Data records for software interfaces
================

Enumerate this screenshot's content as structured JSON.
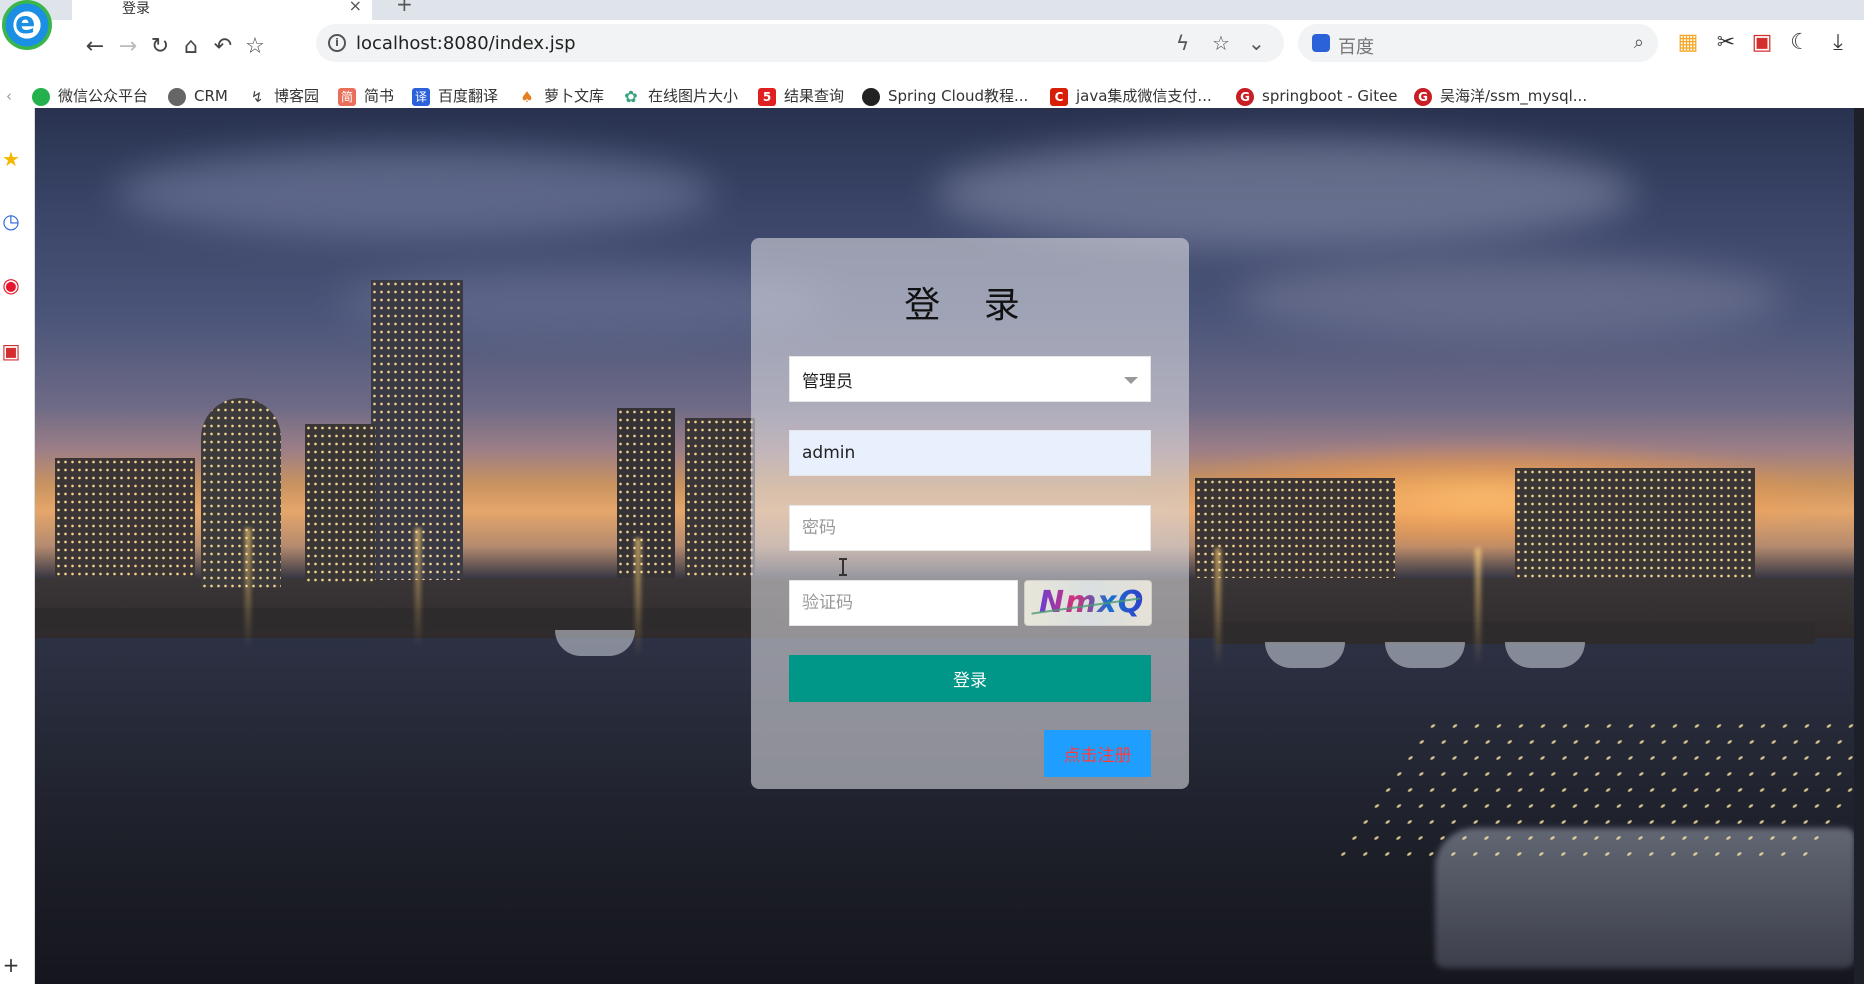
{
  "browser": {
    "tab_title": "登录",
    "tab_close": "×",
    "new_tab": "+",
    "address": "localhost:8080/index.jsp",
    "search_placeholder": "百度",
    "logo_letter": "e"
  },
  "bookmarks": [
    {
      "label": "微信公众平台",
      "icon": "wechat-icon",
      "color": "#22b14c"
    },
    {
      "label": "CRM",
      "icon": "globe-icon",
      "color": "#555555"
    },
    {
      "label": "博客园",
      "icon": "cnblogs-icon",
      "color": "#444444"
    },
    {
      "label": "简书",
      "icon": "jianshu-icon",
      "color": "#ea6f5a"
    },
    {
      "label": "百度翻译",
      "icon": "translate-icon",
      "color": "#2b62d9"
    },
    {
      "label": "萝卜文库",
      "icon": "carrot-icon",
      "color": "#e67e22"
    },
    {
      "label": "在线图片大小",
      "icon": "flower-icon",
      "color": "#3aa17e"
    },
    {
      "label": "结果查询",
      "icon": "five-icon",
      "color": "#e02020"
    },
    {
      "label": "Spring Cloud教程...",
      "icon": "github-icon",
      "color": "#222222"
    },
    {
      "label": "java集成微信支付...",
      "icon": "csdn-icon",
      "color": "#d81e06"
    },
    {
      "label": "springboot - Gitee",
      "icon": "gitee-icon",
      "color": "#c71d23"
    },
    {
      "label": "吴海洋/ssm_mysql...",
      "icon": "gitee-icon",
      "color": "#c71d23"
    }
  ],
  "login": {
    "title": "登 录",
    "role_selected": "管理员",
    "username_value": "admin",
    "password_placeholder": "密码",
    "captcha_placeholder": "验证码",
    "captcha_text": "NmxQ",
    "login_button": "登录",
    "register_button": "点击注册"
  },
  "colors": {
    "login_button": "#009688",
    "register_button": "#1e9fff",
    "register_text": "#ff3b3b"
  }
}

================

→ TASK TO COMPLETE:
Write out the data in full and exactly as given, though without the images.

→ RESPONSE BELOW:
Enumerate this screenshot's content as structured JSON.
{
  "browser": {
    "tab_title": "登录",
    "tab_close": "×",
    "new_tab": "+",
    "address": "localhost:8080/index.jsp",
    "search_placeholder": "百度",
    "logo_letter": "e"
  },
  "bookmarks": [
    {
      "label": "微信公众平台",
      "icon": "wechat-icon",
      "color": "#22b14c"
    },
    {
      "label": "CRM",
      "icon": "globe-icon",
      "color": "#555555"
    },
    {
      "label": "博客园",
      "icon": "cnblogs-icon",
      "color": "#444444"
    },
    {
      "label": "简书",
      "icon": "jianshu-icon",
      "color": "#ea6f5a"
    },
    {
      "label": "百度翻译",
      "icon": "translate-icon",
      "color": "#2b62d9"
    },
    {
      "label": "萝卜文库",
      "icon": "carrot-icon",
      "color": "#e67e22"
    },
    {
      "label": "在线图片大小",
      "icon": "flower-icon",
      "color": "#3aa17e"
    },
    {
      "label": "结果查询",
      "icon": "five-icon",
      "color": "#e02020"
    },
    {
      "label": "Spring Cloud教程...",
      "icon": "github-icon",
      "color": "#222222"
    },
    {
      "label": "java集成微信支付...",
      "icon": "csdn-icon",
      "color": "#d81e06"
    },
    {
      "label": "springboot - Gitee",
      "icon": "gitee-icon",
      "color": "#c71d23"
    },
    {
      "label": "吴海洋/ssm_mysql...",
      "icon": "gitee-icon",
      "color": "#c71d23"
    }
  ],
  "login": {
    "title": "登 录",
    "role_selected": "管理员",
    "username_value": "admin",
    "password_placeholder": "密码",
    "captcha_placeholder": "验证码",
    "captcha_text": "NmxQ",
    "login_button": "登录",
    "register_button": "点击注册"
  },
  "colors": {
    "login_button": "#009688",
    "register_button": "#1e9fff",
    "register_text": "#ff3b3b"
  }
}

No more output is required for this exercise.